- Daily Care: After wearing, gently wipe your garnet jewelry with a soft, lint-free cloth to remove body oils, sweat, and any residual chemicals. This will keep it shining for longer.
- Cleaning: Clean garnet jewelry using warm soapy water and a soft brush, such as a toothbrush with soft bristles. Avoid ultrasonic and steam cleaners, as these might cause damage. a. Fill a bowl with lukewarm water and add a few drops of mild dish soap. b. Place your jewelry in the bowl and let it soak for about 10-15 minutes. c. Gently scrub the stone and setting with the brush.d. Rinse with clean water and dry with a soft cloth.
- Storage: Store garnet jewelry separately from other pieces to avoid scratching. Soft pouches, jewelry boxes with compartments, or cloth-lined jewelry boxes are ideal.
- Avoid Sudden Temperature Changes: Garnets are sensitive to sudden temperature changes which can cause the stone to crack. Don’t wear your garnet jewelry if you’ll be transitioning between extreme cold and hot temperatures frequently.
- Setting Check: If your garnet is set in a ring, pendant, or any other type of jewelry setting, regularly check to ensure the prongs or bezels are secure. This helps prevent the gem from coming loose and getting lost.
- Resizing and Repairs: When getting a garnet ring resized or repaired, ensure the jeweler knows the stone is garnet.

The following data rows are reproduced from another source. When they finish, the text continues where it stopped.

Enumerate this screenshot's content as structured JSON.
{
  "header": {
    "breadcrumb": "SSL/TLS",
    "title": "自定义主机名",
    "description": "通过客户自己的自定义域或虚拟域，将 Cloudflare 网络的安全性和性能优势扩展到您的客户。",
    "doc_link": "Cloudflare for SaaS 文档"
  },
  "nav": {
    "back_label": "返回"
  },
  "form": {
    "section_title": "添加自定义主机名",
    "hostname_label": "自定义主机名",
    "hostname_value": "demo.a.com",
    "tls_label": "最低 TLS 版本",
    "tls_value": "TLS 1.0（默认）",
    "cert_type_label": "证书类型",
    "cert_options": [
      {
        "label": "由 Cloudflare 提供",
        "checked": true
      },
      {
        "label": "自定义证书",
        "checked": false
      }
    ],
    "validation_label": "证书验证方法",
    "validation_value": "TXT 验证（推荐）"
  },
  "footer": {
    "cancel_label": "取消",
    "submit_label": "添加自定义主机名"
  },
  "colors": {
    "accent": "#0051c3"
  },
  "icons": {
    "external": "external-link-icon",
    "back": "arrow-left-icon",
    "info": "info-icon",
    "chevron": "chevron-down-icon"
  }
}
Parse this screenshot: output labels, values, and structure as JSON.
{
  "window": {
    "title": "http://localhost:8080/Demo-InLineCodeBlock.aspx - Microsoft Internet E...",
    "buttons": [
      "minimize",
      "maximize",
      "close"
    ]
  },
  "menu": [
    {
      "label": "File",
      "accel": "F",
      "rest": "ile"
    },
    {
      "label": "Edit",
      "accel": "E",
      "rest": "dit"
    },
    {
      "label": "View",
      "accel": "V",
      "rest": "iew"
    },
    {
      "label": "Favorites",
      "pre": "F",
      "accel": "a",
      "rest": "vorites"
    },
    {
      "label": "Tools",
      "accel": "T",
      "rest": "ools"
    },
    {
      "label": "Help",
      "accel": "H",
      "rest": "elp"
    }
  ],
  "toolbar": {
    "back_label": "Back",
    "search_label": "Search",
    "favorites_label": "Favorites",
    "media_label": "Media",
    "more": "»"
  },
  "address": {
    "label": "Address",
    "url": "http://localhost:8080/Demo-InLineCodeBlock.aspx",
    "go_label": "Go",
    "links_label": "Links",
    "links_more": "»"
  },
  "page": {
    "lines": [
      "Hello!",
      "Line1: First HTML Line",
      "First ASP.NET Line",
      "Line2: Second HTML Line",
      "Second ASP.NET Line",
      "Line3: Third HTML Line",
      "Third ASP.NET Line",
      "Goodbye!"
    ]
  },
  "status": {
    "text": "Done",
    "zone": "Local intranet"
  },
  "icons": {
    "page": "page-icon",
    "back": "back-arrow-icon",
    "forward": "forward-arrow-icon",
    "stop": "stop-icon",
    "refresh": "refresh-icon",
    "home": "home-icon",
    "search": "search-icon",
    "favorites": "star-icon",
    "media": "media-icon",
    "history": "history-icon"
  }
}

This is because the heat from the jeweler’s torch can damage the stone.
- Limit Prolonged Exposure to Direct Sunlight: While garnets are generally stable under light exposure, it’s always a good practice to avoid prolonged exposure to direct sunlight to prevent any potential fading.
By following these guidelines, you can ensure that your garnet jewelry remains vibrant and beautiful for a long time. Regular maintenance and careful handling will protect the gemstone and prolong its lustrous appearance.
Where to Buy Garnet Jewelry
If you’re on the hunt for the timeless beauty of garnets, there are several renowned stores and platforms where you can find both classic and unique pieces.
- James Allen: Known for its extensive online collection of gemstones and jewelry, James Allen offers a user-friendly experience, allowing customers to view pieces from every angle.
- Blue Nile: As one of the largest online jewelry retailers, Blue Nile provides a range of exquisite garnet jewelry pieces, coupled with detailed educational resources.
- Brian Gavin: A gemstone enthusiast’s delight, Brian Gavin boasts of precision-cut gemstones, with garnets being among their offerings.
- Angara Jewelers: This family-run business has been in the gemstone industry for generations and is known for its high-quality garnet jewelry and bespoke pieces.
For those looking for artisanal or vintage garnet pieces, platforms like Etsy and Amazon are ideal. Etsy is teeming with handcrafted and one-of-a-kind garnet items from artists around the world. On the other hand, Amazon, with its vast marketplace, offers an array of both new and vintage garnet pieces to cater to diverse tastes.
Garnet, with its rich hues and storied past, is more than a mere gemstone. It stands as a testament to time, having been cherished for its beauty and significance across civilizations. Whether you’re drawn to its vibrant color or its metaphysical properties, garnet is a gem that seamlessly weaves the old with the new.